If you need guidance for financial or help in case you find yourself unable the pay the loan amount and are in trouble, here are a few organizations that might be able to help you out.
Credit Counselling Singapore(CCS)
Credit Counselling Singapore is a government organization that helps borrowers with debt management. If you want to design a debt repayment schedule that will allow you to pay back your loan comfortably, this is the organization you must get in touch with.
Registry of Moneylenders (MinLaw)
The Registry of Moneylenders is the organization responsible for registration and regulation of moneylenders in Singapore. This is the organization you must contact before signing any loan agreements. Other than verifying a moneylender, the Registry can also help you develop an understanding of the terms and conditions mentioned in the loan contract and advise you on what terms and conditions may not be a suitable choice for you.
Credit Collection Association of Singapore (CCAS)
Credit Collection Association of Singapore was registered under the Societies Act on 12 December 2013. They are the only association that officially represents all the credit agencies and associations in Singapore. The CCAS principal objectives are to enhance the organization of the credit collection business community in Singapore and to represent, promote, advance and protect, in Singapore and abroad, the major credit collection concerns (such as professional credit collection conduct, training, behaviour etc) of professional credit collection agencies carrying on commerce and industry in Singapore.
National Council on Problem Gambling (NCPG)
If half your life’s worries are due to your addiction to gambling, the National Council on Problem Gambling is the organization you must immediately get in touch with. NCPG helps gamblers and their families by offering them useful advice on the topic.
Credit Association of Singapore (Moneylender’s Association of Singapore)
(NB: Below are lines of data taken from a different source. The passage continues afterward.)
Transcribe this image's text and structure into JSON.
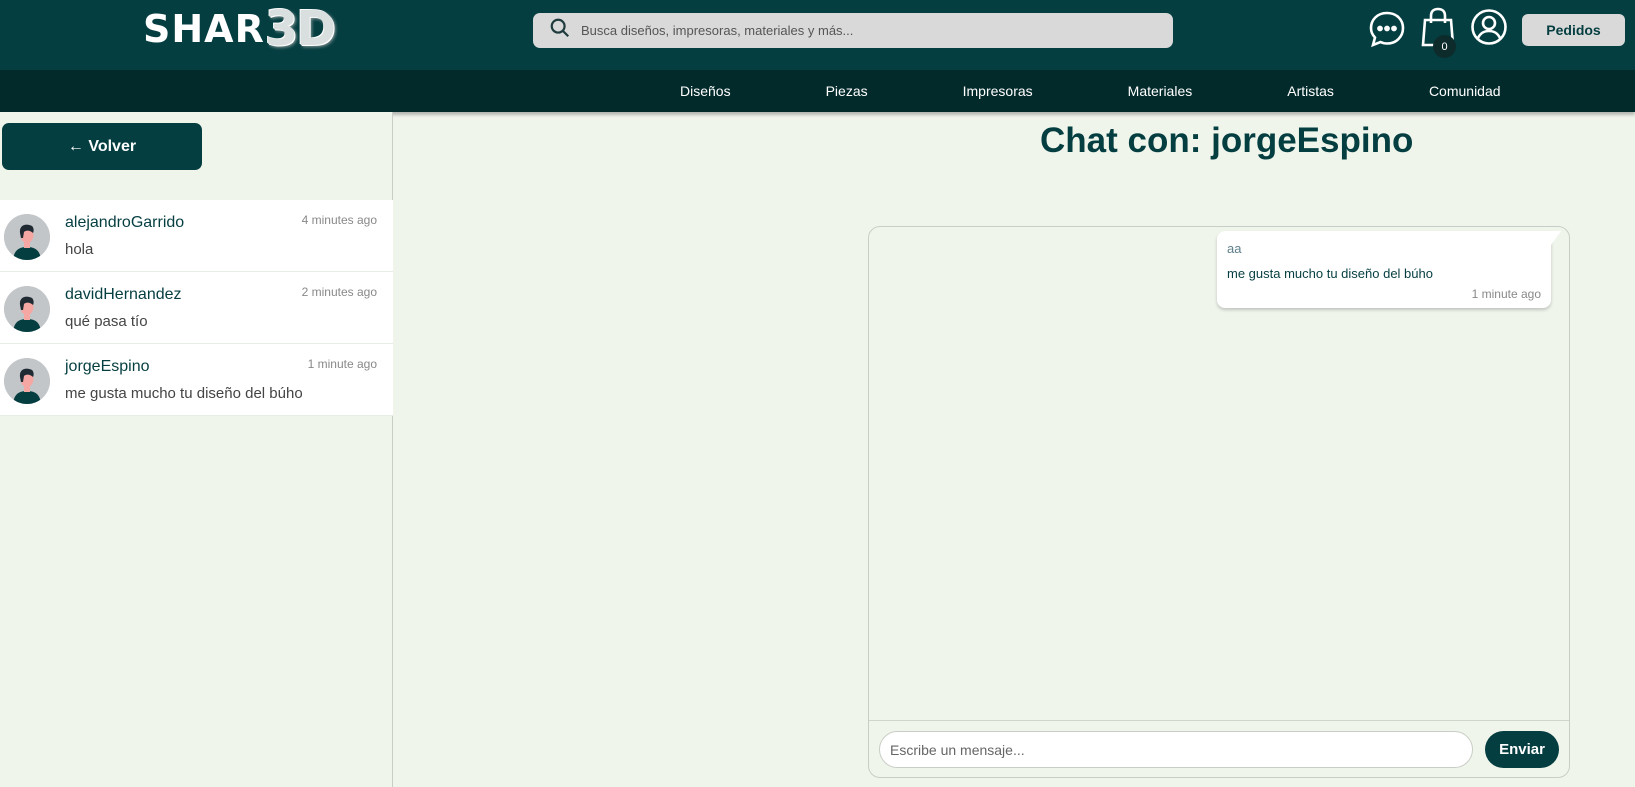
{
  "header": {
    "logo_text": "SHAR",
    "logo_3d": "3D",
    "search_placeholder": "Busca diseños, impresoras, materiales y más...",
    "cart_count": "0",
    "orders_label": "Pedidos",
    "icons": [
      "chat-icon",
      "cart-icon",
      "user-icon",
      "search-icon"
    ]
  },
  "nav": {
    "items": [
      {
        "label": "Diseños"
      },
      {
        "label": "Piezas"
      },
      {
        "label": "Impresoras"
      },
      {
        "label": "Materiales"
      },
      {
        "label": "Artistas"
      },
      {
        "label": "Comunidad"
      }
    ]
  },
  "sidebar": {
    "back_label": "← Volver",
    "conversations": [
      {
        "name": "alejandroGarrido",
        "last_message": "hola",
        "time": "4 minutes ago"
      },
      {
        "name": "davidHernandez",
        "last_message": "qué pasa tío",
        "time": "2 minutes ago"
      },
      {
        "name": "jorgeEspino",
        "last_message": "me gusta mucho tu diseño del búho",
        "time": "1 minute ago"
      }
    ]
  },
  "chat": {
    "title": "Chat con: jorgeEspino",
    "messages": [
      {
        "sender": "aa",
        "text": "me gusta mucho tu diseño del búho",
        "time": "1 minute ago"
      }
    ],
    "input_placeholder": "Escribe un mensaje...",
    "send_label": "Enviar"
  },
  "colors": {
    "primary": "#053e41",
    "nav_bg": "#032a2b",
    "page_bg": "#f0f5ec",
    "search_bg": "#d9d9d9"
  }
}
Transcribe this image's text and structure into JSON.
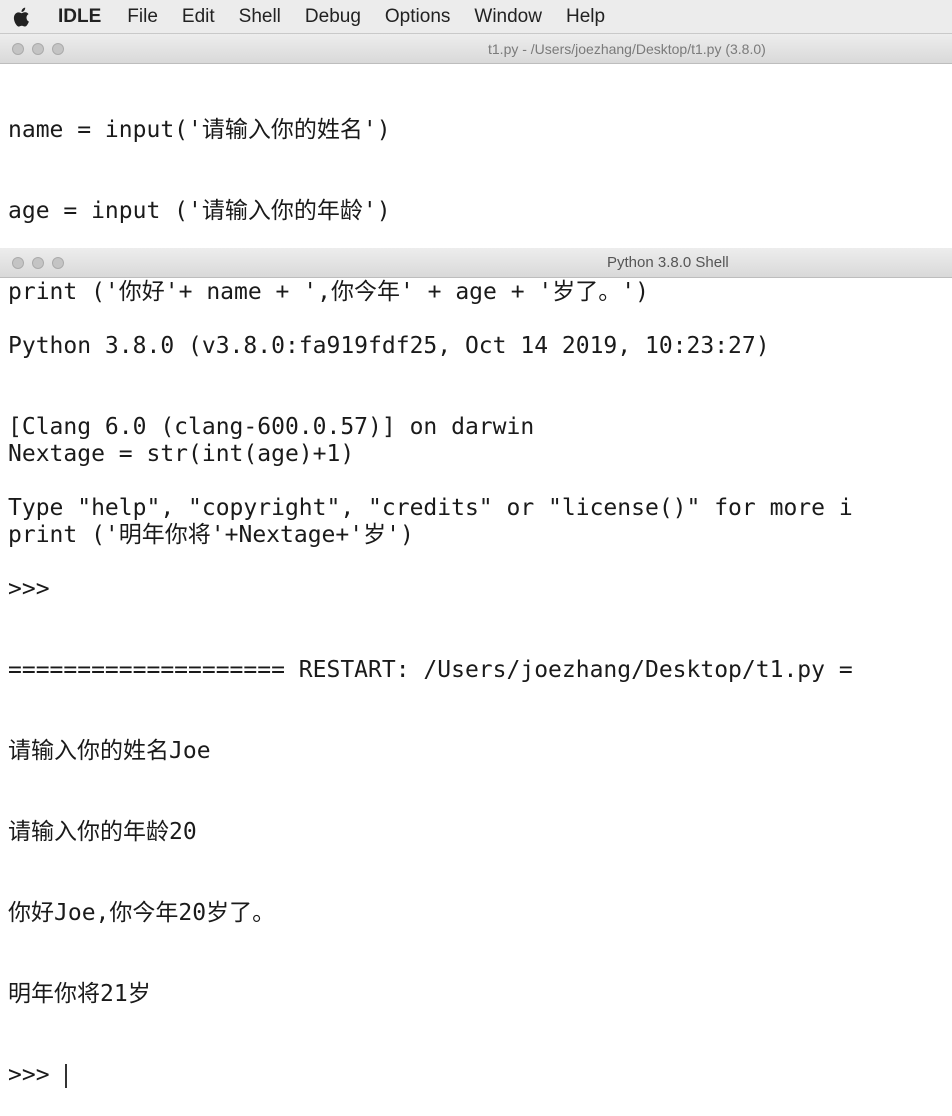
{
  "menubar": {
    "apple_icon": "apple-icon",
    "items": [
      "IDLE",
      "File",
      "Edit",
      "Shell",
      "Debug",
      "Options",
      "Window",
      "Help"
    ]
  },
  "editor": {
    "title": "t1.py - /Users/joezhang/Desktop/t1.py (3.8.0)",
    "lines": [
      "name = input('请输入你的姓名')",
      "age = input ('请输入你的年龄')",
      "print ('你好'+ name + ',你今年' + age + '岁了。')",
      "",
      "Nextage = str(int(age)+1)",
      "print ('明年你将'+Nextage+'岁')"
    ]
  },
  "shell": {
    "title": "Python 3.8.0 Shell",
    "lines": [
      "Python 3.8.0 (v3.8.0:fa919fdf25, Oct 14 2019, 10:23:27)",
      "[Clang 6.0 (clang-600.0.57)] on darwin",
      "Type \"help\", \"copyright\", \"credits\" or \"license()\" for more i",
      ">>>",
      "==================== RESTART: /Users/joezhang/Desktop/t1.py =",
      "请输入你的姓名Joe",
      "请输入你的年龄20",
      "你好Joe,你今年20岁了。",
      "明年你将21岁"
    ],
    "prompt": ">>> "
  }
}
Though the Credit Association of Singapore is the moneylender’s Association of Singapore, the organization works to protect the interests of both the parties involved. Thus, if you want any information on any moneylender, the CAS is the place to contact.
ComCare is an organization that works to empower low-income groups and allows them to become self-reliant. Thus, if you are in trouble and are looking for temporary financial support, you can approach ComCare.
Irrespective of however much you plan your life, sometimes it is normal to run into troubles. The best way to deal with financial difficulties is to take a short-term loan with the intent of paying back the loan amount in time. In Singapore, banks and licensed moneylenders are considered to be the most trustworthy source of personal loans. However, it is not uncommon for borrowers to run into unauthorised lenders out to scam people of their money. Thus, to safeguard themselves against unauthorised moneylenders, borrowers must arm themselves with all the information they will need at their disposal while applying for a loan. We hope this borrower’s guide will help all borrowers in this regard.